By Adriana Ermter
PICTURE A SMALL ISLAND, 48 KILOMETRES LONG AND 11 KILOMETRES WIDE.
The Atlantic Ocean laps at its western shores, while sea eagles and seals pepper the calm, east bay. A glance toward the island’s northwest, rugged coastline interrupts this idyllic scene. There, crashing waves give way to the world’s third largest whirlpool, The Corryvreckan; its dangerous waters iconic to the British Isles and to this isle, Jura Island — home to Jura Single Malt Whisky’s distillery and its storied past.
“The Isle of Jura was once the ideal location to get away with making something that wasn’t legal,” says Louis-Jérôme Barbosa-Doise, the business manager for the premium liquor company. “The Campbells, who owned the island in 1810, wanted whisky to be produced for their own consumption. Distilling wasn’t legal at that time, so a lot of the production flew under the radar. Jura Distillery’s placement on the Isle of Jura made it di. cult for the authorities to get to from the mainland of Scotland.”
A COVETED MARKET
While the di. cult and sometimes treacherous stretch of water between the island and Scotland can make passage tricky, Jura’s single malt whisky makes it well worth the boat ride. Particularly since the brand mix-masters both peated barley (smoked) and unpeated barley (not smoked) into their whisky. “We’re the only Scotch whisky distillery that produces two whiskies, ages two whiskies and then blends them together at the end of their aging process,” a. rms Barbosa-Doise. “That’s true to all of our expressions.” Four of which — a seven-wood, 10, 12 and 18-year expressions — are available in Ontario.
Each variation is highly coveted, too, as Jura only produces 2.2 million litres of single malt whisky per year, which is considered small batch in comparison to, say, Scotland’s The Dalmore Highland distillery, which does 4.2 million litres per annum. Still, despite a 2022 Market Watch report stating that premium single malt whisky accounts for 37 percent of the total global market share, the island distillery has no intention of increasing its current flow. Rather, the brand is more invested in preserving the quality of its scotch and its history, so that it can grow its island community.
Growth within the Campbell’s original Jura Distillery halted after several years of bootlegging. It was built in 1810, dismantled in the early 1920s and then fell into complete disrepair and was left abandoned for a handful of decades. With little economic opportunity left on the island, life dwindled, decreasing Jura’s population from 3,000 to a mere 212 habitants. Then, during the 1950s, long after the Campbell family sold their land to multiple buyers, a group of islanders connected and planned to bring the distillery back to life. By 1963 it was up and running.
“The history of Jura is a testament to entrepreneurialism and perseverance,” says Barbosa-Doise. “There’s a drive and motivation to bring life back to the village and onto the island.” With most islanders associated with the distillery in one way or another, Jura has become an important economic driver for the tightly knit community.
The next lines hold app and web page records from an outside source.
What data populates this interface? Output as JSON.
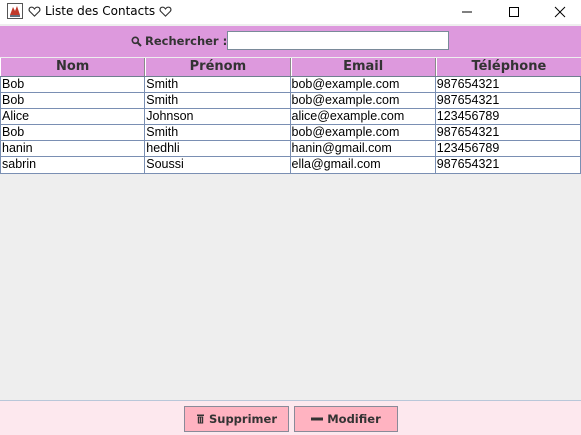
{
  "window": {
    "title": "Liste des Contacts",
    "colors": {
      "accent": "#dd99dd",
      "button": "#ffb3c1",
      "bottom_bar": "#fde8ee",
      "background": "#eeeeee"
    }
  },
  "search": {
    "label": "Rechercher :",
    "value": "",
    "placeholder": "",
    "icon": "search-icon"
  },
  "table": {
    "columns": [
      "Nom",
      "Prénom",
      "Email",
      "Téléphone"
    ],
    "rows": [
      [
        "Bob",
        "Smith",
        "bob@example.com",
        "987654321"
      ],
      [
        "Bob",
        "Smith",
        "bob@example.com",
        "987654321"
      ],
      [
        "Alice",
        "Johnson",
        "alice@example.com",
        "123456789"
      ],
      [
        "Bob",
        "Smith",
        "bob@example.com",
        "987654321"
      ],
      [
        "hanin",
        "hedhli",
        "hanin@gmail.com",
        "123456789"
      ],
      [
        "sabrin",
        "Soussi",
        "ella@gmail.com",
        "987654321"
      ]
    ]
  },
  "actions": {
    "delete_label": "Supprimer",
    "delete_icon": "trash-icon",
    "edit_label": "Modifier",
    "edit_icon": "minus-icon"
  }
}
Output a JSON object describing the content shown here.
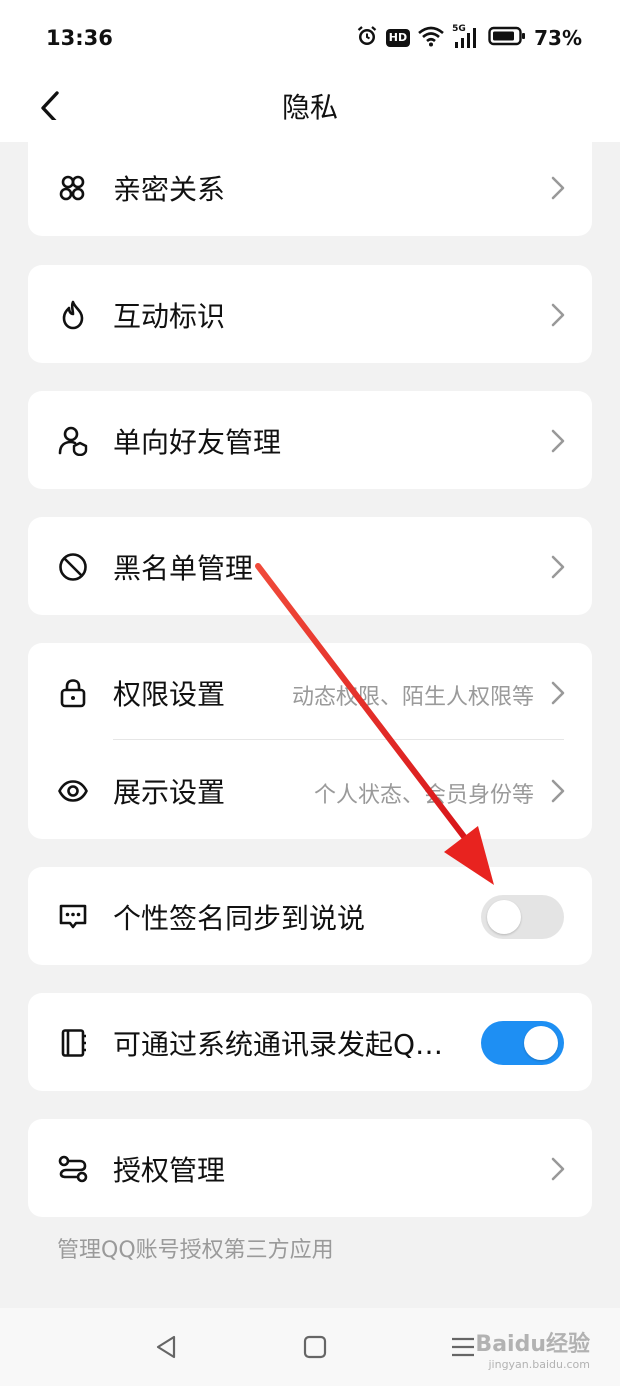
{
  "status_bar": {
    "time": "13:36",
    "network_badge": "HD",
    "signal_label": "5G",
    "battery_percent": "73%",
    "icons": [
      "alarm-icon",
      "hd-icon",
      "wifi-icon",
      "signal-icon",
      "battery-icon"
    ]
  },
  "header": {
    "title": "隐私",
    "back_icon": "back-arrow-icon"
  },
  "rows": {
    "intimate": {
      "label": "亲密关系",
      "icon": "intimate-relation-icon"
    },
    "interaction": {
      "label": "互动标识",
      "icon": "flame-icon"
    },
    "oneway": {
      "label": "单向好友管理",
      "icon": "user-shield-icon"
    },
    "blacklist": {
      "label": "黑名单管理",
      "icon": "block-icon"
    },
    "permission": {
      "label": "权限设置",
      "sub": "动态权限、陌生人权限等",
      "icon": "lock-icon"
    },
    "display": {
      "label": "展示设置",
      "sub": "个人状态、会员身份等",
      "icon": "eye-icon"
    },
    "signature_sync": {
      "label": "个性签名同步到说说",
      "icon": "message-icon",
      "enabled": false
    },
    "contacts": {
      "label": "可通过系统通讯录发起Q…",
      "icon": "contacts-book-icon",
      "enabled": true
    },
    "authorization": {
      "label": "授权管理",
      "icon": "auth-link-icon"
    }
  },
  "footnote": "管理QQ账号授权第三方应用",
  "nav_bar": {
    "buttons": [
      "back-triangle-icon",
      "home-square-icon",
      "menu-lines-icon"
    ]
  },
  "watermark": {
    "brand": "Baidu经验",
    "url": "jingyan.baidu.com"
  },
  "colors": {
    "accent": "#1e8ff3",
    "toggle_off": "#e4e4e4",
    "annotation_arrow": "#e8231f",
    "background": "#f2f2f2"
  }
}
The company employs locals, who then support Jura’s smattering of small businesses such as the local pub, hotel and grocery store; Jura is taking steps to create better sustainability for all. This includes being a power source, both literally and figuratively. By enabling the community to tap into the Jura Distillery’s electricity, islanders will eventually become less dependent on the mainland — a win-win for anyone making the move to the small isle. After all, says Barboa-Doise, “You don’t move to Jura to be a recluse, you move to Jura to be part of a community.”
“THE HISTORY OF JURA SINGLE MALT SCOTCH WHISKY IS A TESTAMENT TO ENTREPRENEURIALISM AND PERSEVERANCE.”